■ **TASK TO CARRY OUT**
Count up every line of the data in which "Révoquer" occurs. The reply is one number and nothing more.

■ **RECORD EXCERPTS**
^^^^^^^^

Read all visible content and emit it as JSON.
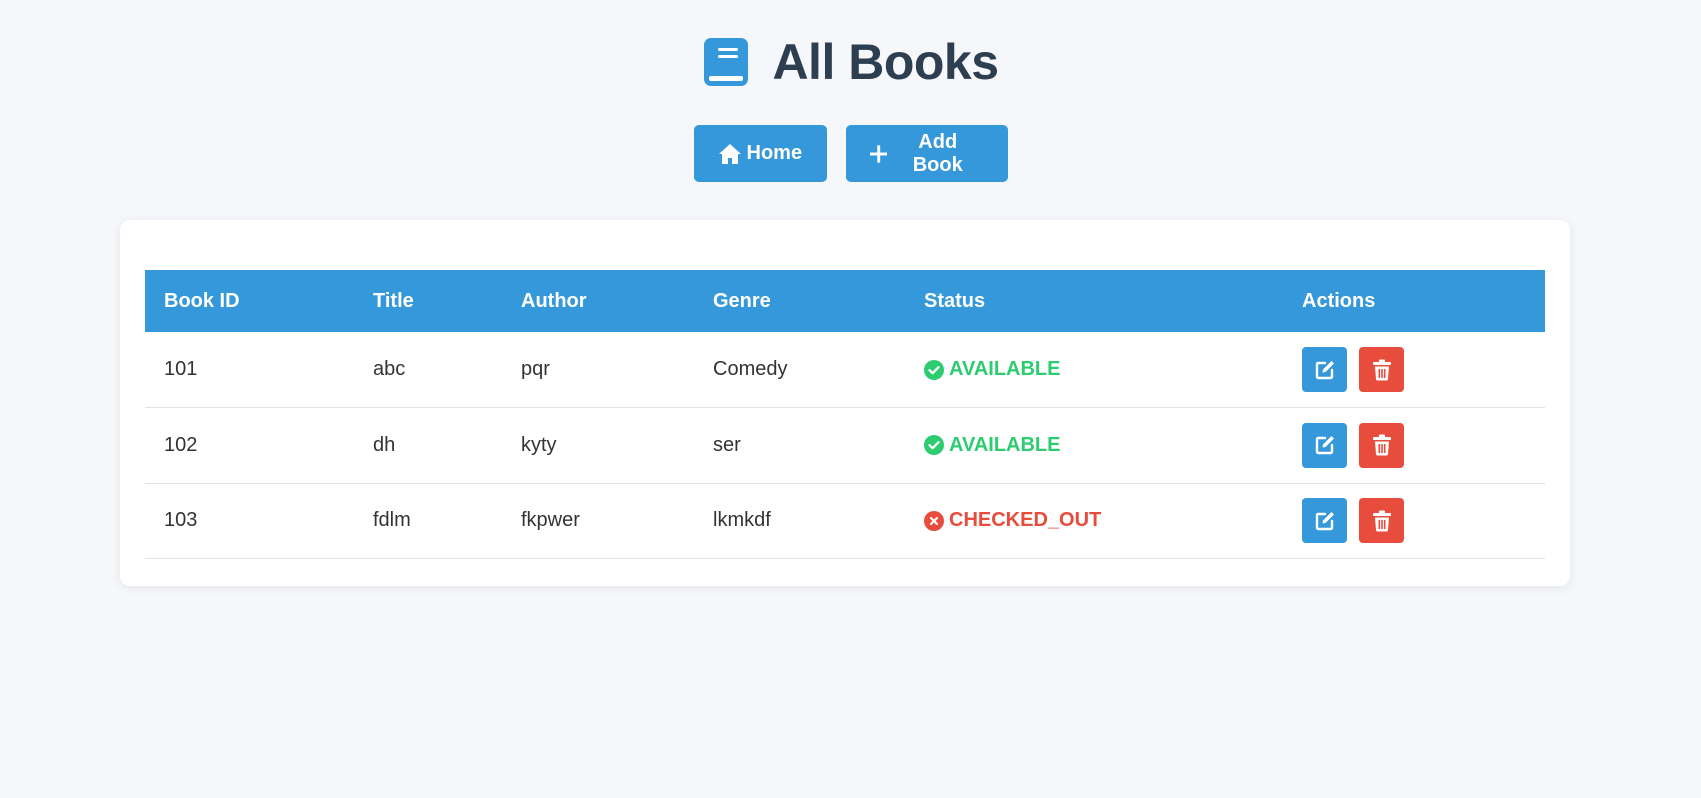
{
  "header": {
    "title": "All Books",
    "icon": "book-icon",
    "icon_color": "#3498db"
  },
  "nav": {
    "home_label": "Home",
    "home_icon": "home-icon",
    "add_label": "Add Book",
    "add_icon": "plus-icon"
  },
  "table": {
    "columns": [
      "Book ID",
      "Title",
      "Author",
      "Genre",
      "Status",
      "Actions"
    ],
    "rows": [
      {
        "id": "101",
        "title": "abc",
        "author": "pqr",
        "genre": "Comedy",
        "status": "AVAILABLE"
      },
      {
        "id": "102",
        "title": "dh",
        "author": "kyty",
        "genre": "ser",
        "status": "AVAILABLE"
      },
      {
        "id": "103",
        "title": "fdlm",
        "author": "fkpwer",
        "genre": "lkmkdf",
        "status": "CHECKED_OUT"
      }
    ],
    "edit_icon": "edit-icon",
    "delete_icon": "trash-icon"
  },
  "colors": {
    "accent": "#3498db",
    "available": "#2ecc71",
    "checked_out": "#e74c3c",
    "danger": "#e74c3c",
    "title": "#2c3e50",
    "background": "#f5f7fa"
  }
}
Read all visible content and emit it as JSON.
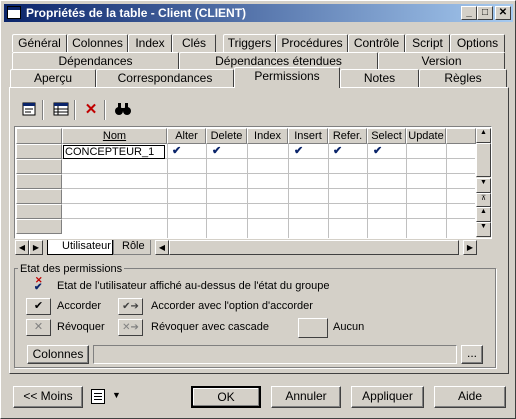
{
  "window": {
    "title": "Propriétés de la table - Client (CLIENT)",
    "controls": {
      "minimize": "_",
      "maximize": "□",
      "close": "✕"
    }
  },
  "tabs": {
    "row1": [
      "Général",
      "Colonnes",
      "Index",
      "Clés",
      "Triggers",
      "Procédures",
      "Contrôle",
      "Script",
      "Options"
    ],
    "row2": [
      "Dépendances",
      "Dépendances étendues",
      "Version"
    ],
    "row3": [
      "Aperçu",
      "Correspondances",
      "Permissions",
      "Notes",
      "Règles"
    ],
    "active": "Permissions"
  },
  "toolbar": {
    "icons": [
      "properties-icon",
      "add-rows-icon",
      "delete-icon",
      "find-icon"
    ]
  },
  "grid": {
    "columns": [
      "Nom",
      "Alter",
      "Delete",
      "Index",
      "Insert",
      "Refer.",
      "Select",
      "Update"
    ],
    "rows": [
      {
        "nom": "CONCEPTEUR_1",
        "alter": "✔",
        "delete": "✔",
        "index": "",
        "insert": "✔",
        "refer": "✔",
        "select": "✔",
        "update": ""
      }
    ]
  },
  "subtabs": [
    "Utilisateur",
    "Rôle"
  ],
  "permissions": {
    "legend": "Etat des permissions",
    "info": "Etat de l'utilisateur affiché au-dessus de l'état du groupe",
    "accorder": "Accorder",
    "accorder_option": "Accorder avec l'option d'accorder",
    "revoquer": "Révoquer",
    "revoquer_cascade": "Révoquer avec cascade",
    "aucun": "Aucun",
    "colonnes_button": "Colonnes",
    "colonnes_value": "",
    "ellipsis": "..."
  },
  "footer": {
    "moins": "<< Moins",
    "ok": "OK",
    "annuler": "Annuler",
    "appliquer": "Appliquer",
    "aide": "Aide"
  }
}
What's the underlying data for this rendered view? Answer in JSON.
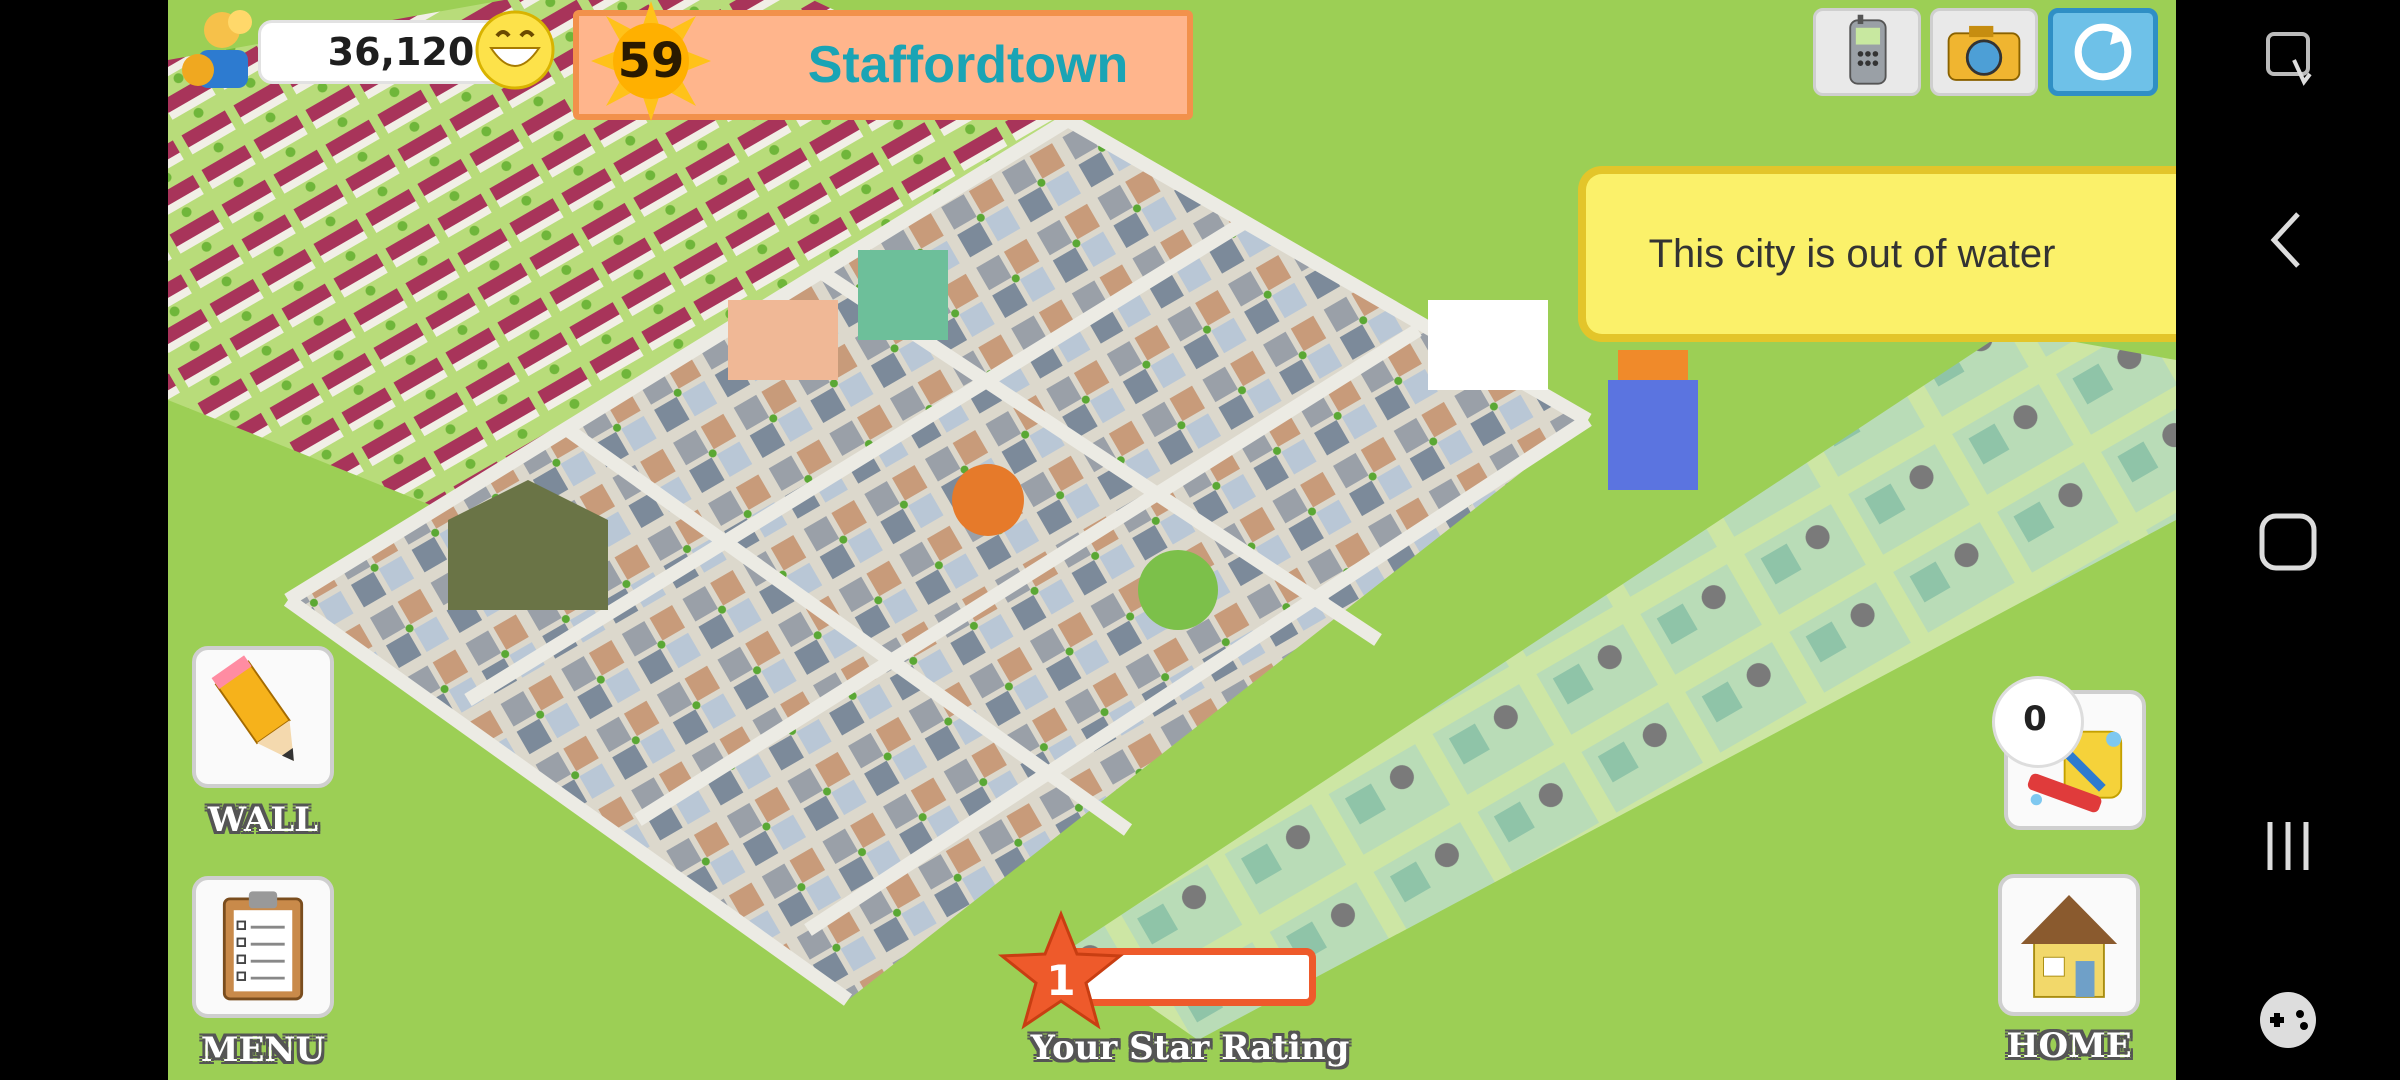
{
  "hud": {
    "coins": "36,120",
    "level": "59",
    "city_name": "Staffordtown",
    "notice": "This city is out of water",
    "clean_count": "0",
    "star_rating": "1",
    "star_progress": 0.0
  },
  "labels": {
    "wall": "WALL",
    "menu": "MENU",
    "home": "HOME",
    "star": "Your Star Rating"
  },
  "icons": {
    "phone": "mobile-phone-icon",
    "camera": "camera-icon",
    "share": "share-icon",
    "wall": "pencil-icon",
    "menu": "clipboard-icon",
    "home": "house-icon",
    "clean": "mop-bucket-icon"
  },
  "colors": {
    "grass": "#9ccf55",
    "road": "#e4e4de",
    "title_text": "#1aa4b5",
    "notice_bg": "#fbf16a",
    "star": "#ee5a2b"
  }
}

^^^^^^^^

■ **RESPONSE TO THE EXERCISE**
2